*Task item*: Only the number is wanted: how many lines below include "JSON"?

==== Supplied material ====

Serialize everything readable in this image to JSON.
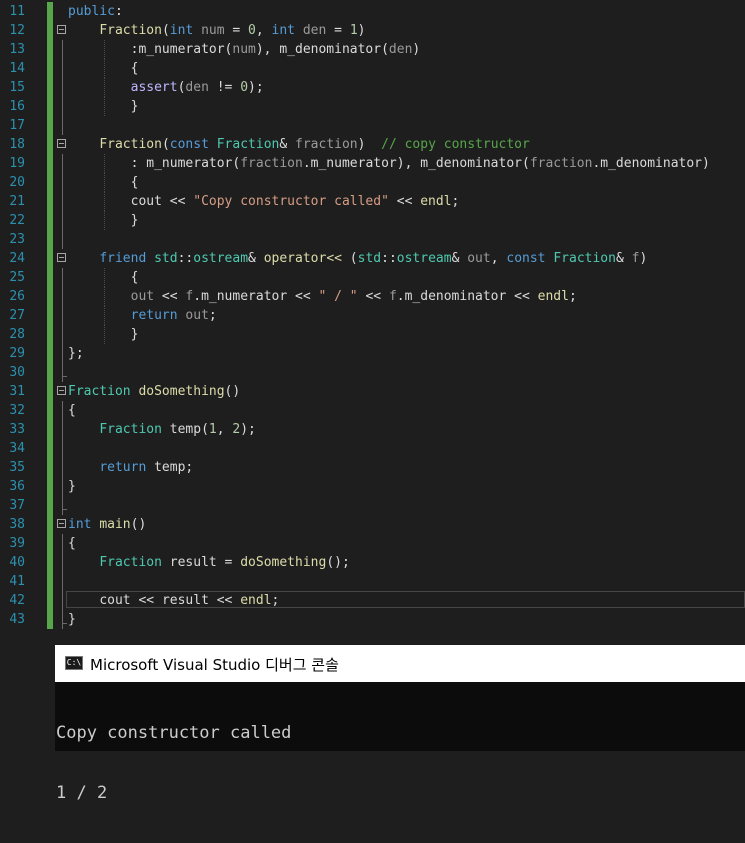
{
  "editor": {
    "lines": [
      {
        "n": "11",
        "html": "<span class=\"kw\">public</span>:",
        "fold": false,
        "chg": true
      },
      {
        "n": "12",
        "html": "    <span class=\"fn\">Fraction</span>(<span class=\"kw\">int</span> <span class=\"pa\">num</span> = <span class=\"nu\">0</span>, <span class=\"kw\">int</span> <span class=\"pa\">den</span> = <span class=\"nu\">1</span>)",
        "fold": true,
        "chg": true
      },
      {
        "n": "13",
        "html": "        :<span class=\"va\">m_numerator</span>(<span class=\"pa\">num</span>), <span class=\"va\">m_denominator</span>(<span class=\"pa\">den</span>)",
        "fold": false,
        "chg": true
      },
      {
        "n": "14",
        "html": "        {",
        "fold": false,
        "chg": true
      },
      {
        "n": "15",
        "html": "        <span class=\"mac\">assert</span>(<span class=\"pa\">den</span> != <span class=\"nu\">0</span>);",
        "fold": false,
        "chg": true
      },
      {
        "n": "16",
        "html": "        }",
        "fold": false,
        "chg": true
      },
      {
        "n": "17",
        "html": "",
        "fold": false,
        "chg": true
      },
      {
        "n": "18",
        "html": "    <span class=\"fn\">Fraction</span>(<span class=\"kw\">const</span> <span class=\"ty\">Fraction</span>&amp; <span class=\"pa\">fraction</span>)  <span class=\"cm\">// copy constructor</span>",
        "fold": true,
        "chg": true
      },
      {
        "n": "19",
        "html": "        : <span class=\"va\">m_numerator</span>(<span class=\"pa\">fraction</span>.<span class=\"va\">m_numerator</span>), <span class=\"va\">m_denominator</span>(<span class=\"pa\">fraction</span>.<span class=\"va\">m_denominator</span>)",
        "fold": false,
        "chg": true
      },
      {
        "n": "20",
        "html": "        {",
        "fold": false,
        "chg": true
      },
      {
        "n": "21",
        "html": "        <span class=\"va\">cout</span> &lt;&lt; <span class=\"st\">\"Copy constructor called\"</span> &lt;&lt; <span class=\"fn\">endl</span>;",
        "fold": false,
        "chg": true
      },
      {
        "n": "22",
        "html": "        }",
        "fold": false,
        "chg": true
      },
      {
        "n": "23",
        "html": "",
        "fold": false,
        "chg": true
      },
      {
        "n": "24",
        "html": "    <span class=\"kw\">friend</span> <span class=\"ty\">std</span>::<span class=\"ty\">ostream</span>&amp; <span class=\"fn\">operator&lt;&lt;</span> (<span class=\"ty\">std</span>::<span class=\"ty\">ostream</span>&amp; <span class=\"pa\">out</span>, <span class=\"kw\">const</span> <span class=\"ty\">Fraction</span>&amp; <span class=\"pa\">f</span>)",
        "fold": true,
        "chg": true
      },
      {
        "n": "25",
        "html": "        {",
        "fold": false,
        "chg": true
      },
      {
        "n": "26",
        "html": "        <span class=\"pa\">out</span> &lt;&lt; <span class=\"pa\">f</span>.<span class=\"va\">m_numerator</span> &lt;&lt; <span class=\"st\">\" / \"</span> &lt;&lt; <span class=\"pa\">f</span>.<span class=\"va\">m_denominator</span> &lt;&lt; <span class=\"fn\">endl</span>;",
        "fold": false,
        "chg": true
      },
      {
        "n": "27",
        "html": "        <span class=\"kw\">return</span> <span class=\"pa\">out</span>;",
        "fold": false,
        "chg": true
      },
      {
        "n": "28",
        "html": "        }",
        "fold": false,
        "chg": true
      },
      {
        "n": "29",
        "html": "};",
        "fold": false,
        "chg": true
      },
      {
        "n": "30",
        "html": "",
        "fold": false,
        "chg": true
      },
      {
        "n": "31",
        "html": "<span class=\"ty\">Fraction</span> <span class=\"fn\">doSomething</span>()",
        "fold": true,
        "chg": true
      },
      {
        "n": "32",
        "html": "{",
        "fold": false,
        "chg": true
      },
      {
        "n": "33",
        "html": "    <span class=\"ty\">Fraction</span> <span class=\"va\">temp</span>(<span class=\"nu\">1</span>, <span class=\"nu\">2</span>);",
        "fold": false,
        "chg": true
      },
      {
        "n": "34",
        "html": "",
        "fold": false,
        "chg": true
      },
      {
        "n": "35",
        "html": "    <span class=\"kw\">return</span> <span class=\"va\">temp</span>;",
        "fold": false,
        "chg": true
      },
      {
        "n": "36",
        "html": "}",
        "fold": false,
        "chg": true
      },
      {
        "n": "37",
        "html": "",
        "fold": false,
        "chg": true
      },
      {
        "n": "38",
        "html": "<span class=\"kw\">int</span> <span class=\"fn\">main</span>()",
        "fold": true,
        "chg": true
      },
      {
        "n": "39",
        "html": "{",
        "fold": false,
        "chg": true
      },
      {
        "n": "40",
        "html": "    <span class=\"ty\">Fraction</span> <span class=\"va\">result</span> = <span class=\"fn\">doSomething</span>();",
        "fold": false,
        "chg": true
      },
      {
        "n": "41",
        "html": "",
        "fold": false,
        "chg": true
      },
      {
        "n": "42",
        "html": "    <span class=\"va\">cout</span> &lt;&lt; <span class=\"va\">result</span> &lt;&lt; <span class=\"fn\">endl</span>;",
        "fold": false,
        "chg": true,
        "current": true
      },
      {
        "n": "43",
        "html": "}",
        "fold": false,
        "chg": true
      }
    ]
  },
  "console": {
    "icon_text": "C:\\",
    "title": "Microsoft Visual Studio 디버그 콘솔",
    "output": [
      "Copy constructor called",
      "1 / 2"
    ]
  }
}
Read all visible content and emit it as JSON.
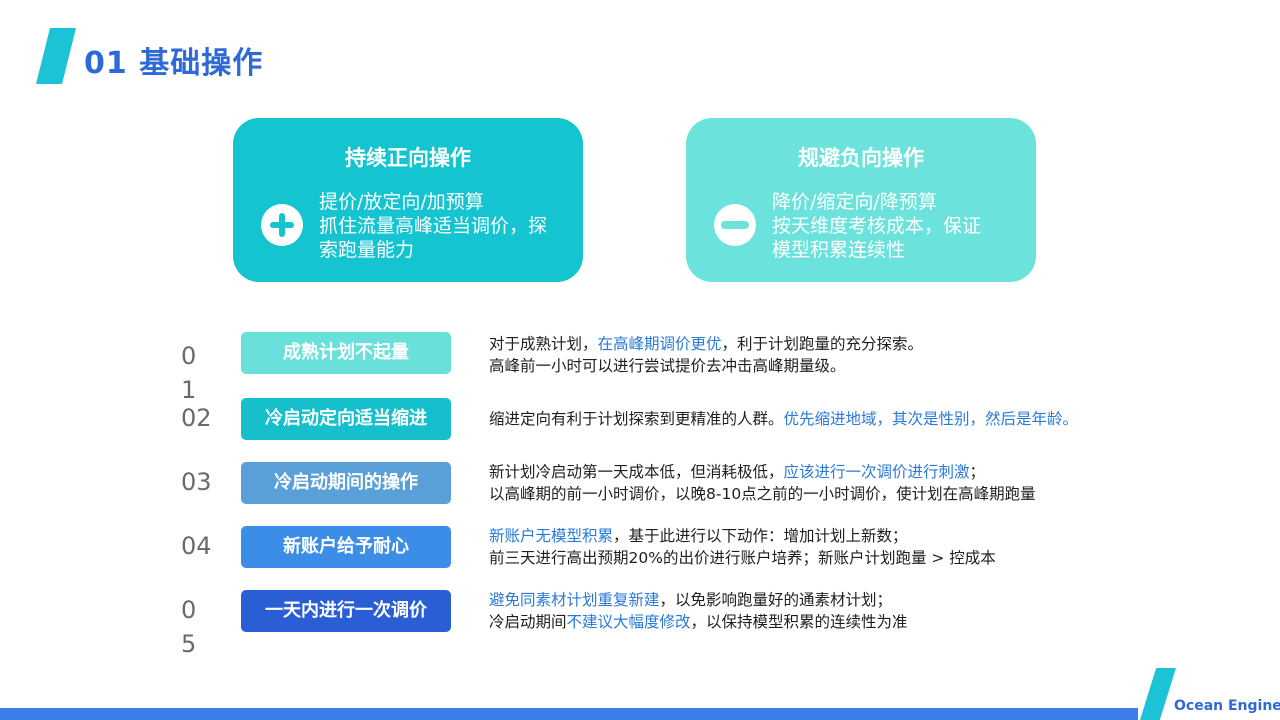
{
  "page": {
    "title": "01 基础操作"
  },
  "cards": [
    {
      "title": "持续正向操作",
      "icon": "plus-icon",
      "lines": [
        "提价/放定向/加预算",
        "抓住流量高峰适当调价，探",
        "索跑量能力"
      ]
    },
    {
      "title": "规避负向操作",
      "icon": "minus-icon",
      "lines": [
        "降价/缩定向/降预算",
        "按天维度考核成本，保证",
        "模型积累连续性"
      ]
    }
  ],
  "rows": [
    {
      "num": [
        "0",
        "1"
      ],
      "tag": "成熟计划不起量",
      "tag_color": "#6ae0da",
      "desc": [
        [
          {
            "t": "对于成熟计划，",
            "hl": false
          },
          {
            "t": "在高峰期调价更优",
            "hl": true
          },
          {
            "t": "，利于计划跑量的充分探索。",
            "hl": false
          }
        ],
        [
          {
            "t": "高峰前一小时可以进行尝试提价去冲击高峰期量级。",
            "hl": false
          }
        ]
      ]
    },
    {
      "num": [
        "02"
      ],
      "tag": "冷启动定向适当缩进",
      "tag_color": "#15bfcc",
      "desc": [
        [
          {
            "t": "缩进定向有利于计划探索到更精准的人群。",
            "hl": false
          },
          {
            "t": "优先缩进地域，其次是性别，然后是年龄。",
            "hl": true
          }
        ]
      ]
    },
    {
      "num": [
        "03"
      ],
      "tag": "冷启动期间的操作",
      "tag_color": "#5aa0d8",
      "desc": [
        [
          {
            "t": "新计划冷启动第一天成本低，但消耗极低，",
            "hl": false
          },
          {
            "t": "应该进行一次调价进行刺激",
            "hl": true
          },
          {
            "t": "；",
            "hl": false
          }
        ],
        [
          {
            "t": "以高峰期的前一小时调价，以晚8-10点之前的一小时调价，使计划在高峰期跑量",
            "hl": false
          }
        ]
      ]
    },
    {
      "num": [
        "04"
      ],
      "tag": "新账户给予耐心",
      "tag_color": "#3c8de8",
      "desc": [
        [
          {
            "t": "新账户无模型积累",
            "hl": true
          },
          {
            "t": "，基于此进行以下动作：增加计划上新数；",
            "hl": false
          }
        ],
        [
          {
            "t": "前三天进行高出预期20%的出价进行账户培养；新账户计划跑量 > 控成本",
            "hl": false
          }
        ]
      ]
    },
    {
      "num": [
        "0",
        "5"
      ],
      "tag": "一天内进行一次调价",
      "tag_color": "#2a5ed4",
      "desc": [
        [
          {
            "t": "避免同素材计划重复新建",
            "hl": true
          },
          {
            "t": "，以免影响跑量好的通素材计划；",
            "hl": false
          }
        ],
        [
          {
            "t": "冷启动期间",
            "hl": false
          },
          {
            "t": "不建议大幅度修改",
            "hl": true
          },
          {
            "t": "，以保持模型积累的连续性为准",
            "hl": false
          }
        ]
      ]
    }
  ],
  "footer": {
    "logo": "Ocean Engine"
  }
}
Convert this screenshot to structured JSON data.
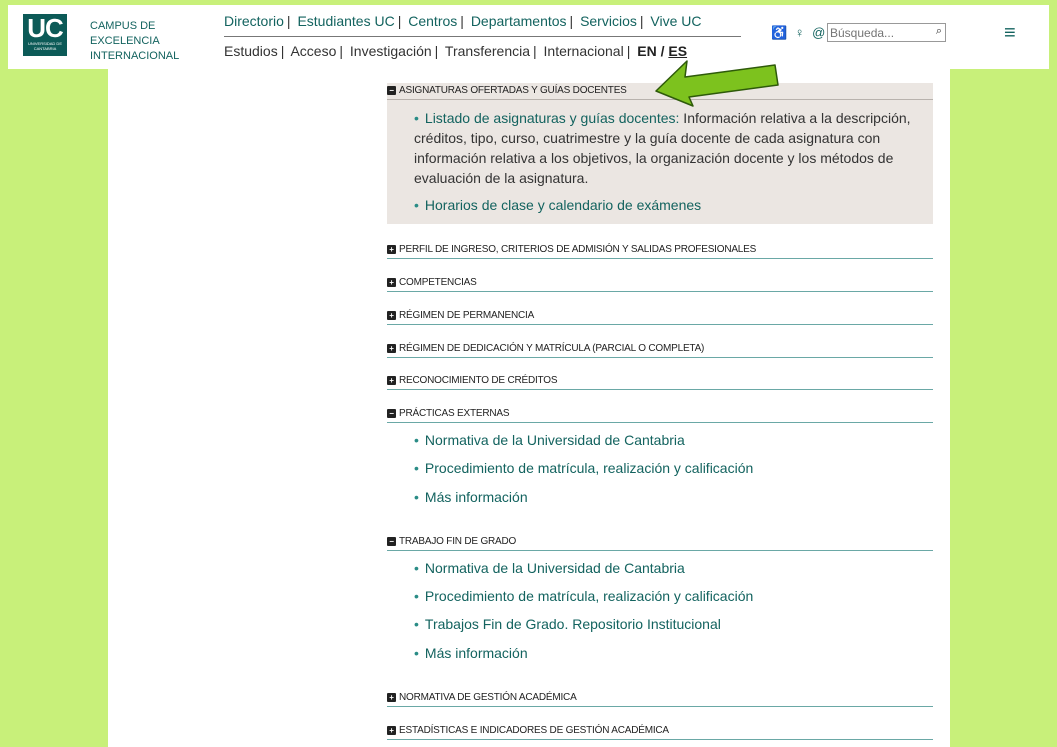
{
  "header": {
    "logo_text": "UC",
    "logo_sub": "UNIVERSIDAD DE CANTABRIA",
    "campus": [
      "CAMPUS DE",
      "EXCELENCIA",
      "INTERNACIONAL"
    ],
    "nav_top": [
      "Directorio",
      "Estudiantes UC",
      "Centros",
      "Departamentos",
      "Servicios",
      "Vive UC"
    ],
    "nav_bottom": [
      "Estudios",
      "Acceso",
      "Investigación",
      "Transferencia",
      "Internacional"
    ],
    "lang_en": "EN",
    "lang_es": "ES",
    "access_icons": "♿ ♀ @",
    "search_placeholder": "Búsqueda...",
    "colors": {
      "brand": "#13635f",
      "page_bg": "#c8f07a"
    }
  },
  "sections": {
    "asignaturas": {
      "title": "ASIGNATURAS OFERTADAS Y GUÍAS DOCENTES",
      "state": "expanded",
      "items": [
        {
          "link": "Listado de asignaturas y guías docentes:",
          "desc": " Información relativa a la descripción, créditos, tipo, curso, cuatrimestre y la guía docente de cada asignatura con información relativa a los objetivos, la organización docente y los métodos de evaluación de la asignatura."
        },
        {
          "link": "Horarios de clase y calendario de exámenes"
        }
      ]
    },
    "perfil": {
      "title": "PERFIL DE INGRESO, CRITERIOS DE ADMISIÓN Y SALIDAS PROFESIONALES",
      "state": "collapsed"
    },
    "competencias": {
      "title": "COMPETENCIAS",
      "state": "collapsed"
    },
    "permanencia": {
      "title": "RÉGIMEN DE PERMANENCIA",
      "state": "collapsed"
    },
    "dedicacion": {
      "title": "RÉGIMEN DE DEDICACIÓN Y MATRÍCULA (PARCIAL O COMPLETA)",
      "state": "collapsed"
    },
    "reconocimiento": {
      "title": "RECONOCIMIENTO DE CRÉDITOS",
      "state": "collapsed"
    },
    "practicas": {
      "title": "PRÁCTICAS EXTERNAS",
      "state": "expanded",
      "items": [
        "Normativa de la Universidad de Cantabria",
        "Procedimiento de matrícula, realización y calificación",
        "Más información"
      ]
    },
    "tfg": {
      "title": "TRABAJO FIN DE GRADO",
      "state": "expanded",
      "items": [
        "Normativa de la Universidad de Cantabria",
        "Procedimiento de matrícula, realización y calificación",
        "Trabajos Fin de Grado. Repositorio Institucional",
        "Más información"
      ]
    },
    "normativa": {
      "title": "NORMATIVA DE GESTIÓN ACADÉMICA",
      "state": "collapsed"
    },
    "estadisticas": {
      "title": "ESTADÍSTICAS E INDICADORES DE GESTIÓN ACADÉMICA",
      "state": "collapsed"
    }
  },
  "icons": {
    "expanded": "minus-box-icon",
    "collapsed": "plus-box-icon",
    "pointer": "green-arrow-icon"
  },
  "symbols": {
    "minus": "−",
    "plus": "+",
    "bullet": "•",
    "sep": "|",
    "slash": "/",
    "magnifier": "⌕",
    "menu": "≡"
  }
}
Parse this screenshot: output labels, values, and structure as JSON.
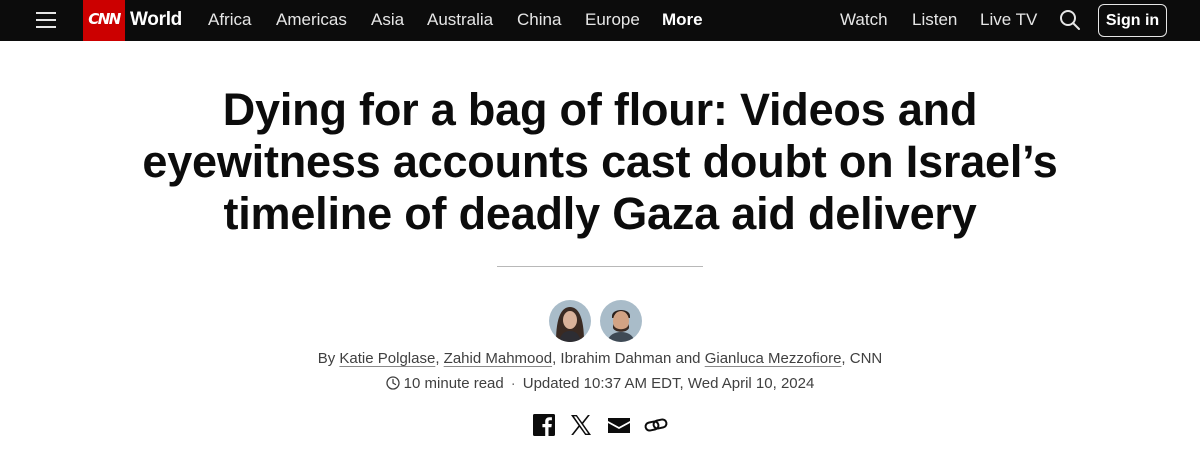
{
  "header": {
    "logo": "CNN",
    "section": "World",
    "nav": [
      "Africa",
      "Americas",
      "Asia",
      "Australia",
      "China",
      "Europe",
      "More"
    ],
    "right_links": [
      "Watch",
      "Listen",
      "Live TV"
    ],
    "sign_in": "Sign in",
    "icons": [
      "menu-icon",
      "search-icon"
    ]
  },
  "article": {
    "headline": "Dying for a bag of flour: Videos and eyewitness accounts cast doubt on Israel’s timeline of deadly Gaza aid delivery",
    "byline": {
      "prefix": "By",
      "authors": [
        {
          "name": "Katie Polglase",
          "linked": true
        },
        {
          "name": "Zahid Mahmood",
          "linked": true
        },
        {
          "name": "Ibrahim Dahman",
          "linked": false
        },
        {
          "name": "Gianluca Mezzofiore",
          "linked": true
        }
      ],
      "sep_comma": ",",
      "sep_and": "and",
      "outlet": "CNN"
    },
    "read_time": "10 minute read",
    "dot": "·",
    "updated": "Updated 10:37 AM EDT, Wed April 10, 2024",
    "share_icons": [
      "facebook-icon",
      "x-icon",
      "email-icon",
      "link-icon"
    ]
  },
  "colors": {
    "topbar": "#0c0c0c",
    "brand": "#cc0000",
    "text": "#0c0c0c",
    "meta": "#404040"
  }
}
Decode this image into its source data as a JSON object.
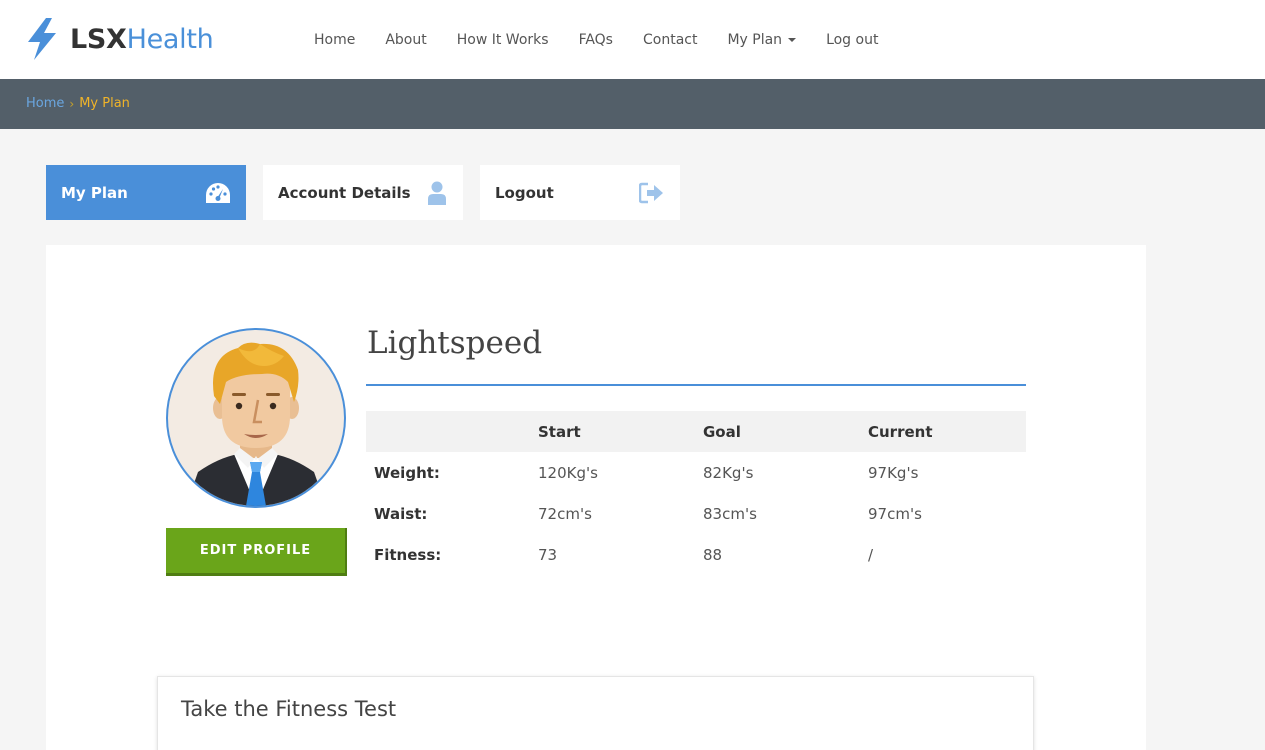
{
  "brand": {
    "name_part1": "LSX",
    "name_part2": "Health"
  },
  "nav": [
    {
      "label": "Home"
    },
    {
      "label": "About"
    },
    {
      "label": "How It Works"
    },
    {
      "label": "FAQs"
    },
    {
      "label": "Contact"
    },
    {
      "label": "My Plan",
      "has_dropdown": true
    },
    {
      "label": "Log out"
    }
  ],
  "breadcrumb": {
    "home": "Home",
    "separator": "›",
    "current": "My Plan"
  },
  "tabs": [
    {
      "label": "My Plan",
      "icon": "dashboard-icon",
      "active": true
    },
    {
      "label": "Account Details",
      "icon": "user-icon",
      "active": false
    },
    {
      "label": "Logout",
      "icon": "logout-icon",
      "active": false
    }
  ],
  "profile": {
    "name": "Lightspeed",
    "edit_button": "EDIT PROFILE",
    "avatar_icon": "avatar-man-icon"
  },
  "stats": {
    "headers": [
      "",
      "Start",
      "Goal",
      "Current"
    ],
    "rows": [
      {
        "label": "Weight:",
        "start": "120Kg's",
        "goal": "82Kg's",
        "current": "97Kg's"
      },
      {
        "label": "Waist:",
        "start": "72cm's",
        "goal": "83cm's",
        "current": "97cm's"
      },
      {
        "label": "Fitness:",
        "start": "73",
        "goal": "88",
        "current": "/"
      }
    ]
  },
  "fitness_test": {
    "title": "Take the Fitness Test"
  },
  "colors": {
    "accent": "#4a8fd9",
    "breadcrumb_bar": "#535f69",
    "breadcrumb_current": "#f0b429",
    "button_green": "#6aa51a"
  }
}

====

*Answer box*: 5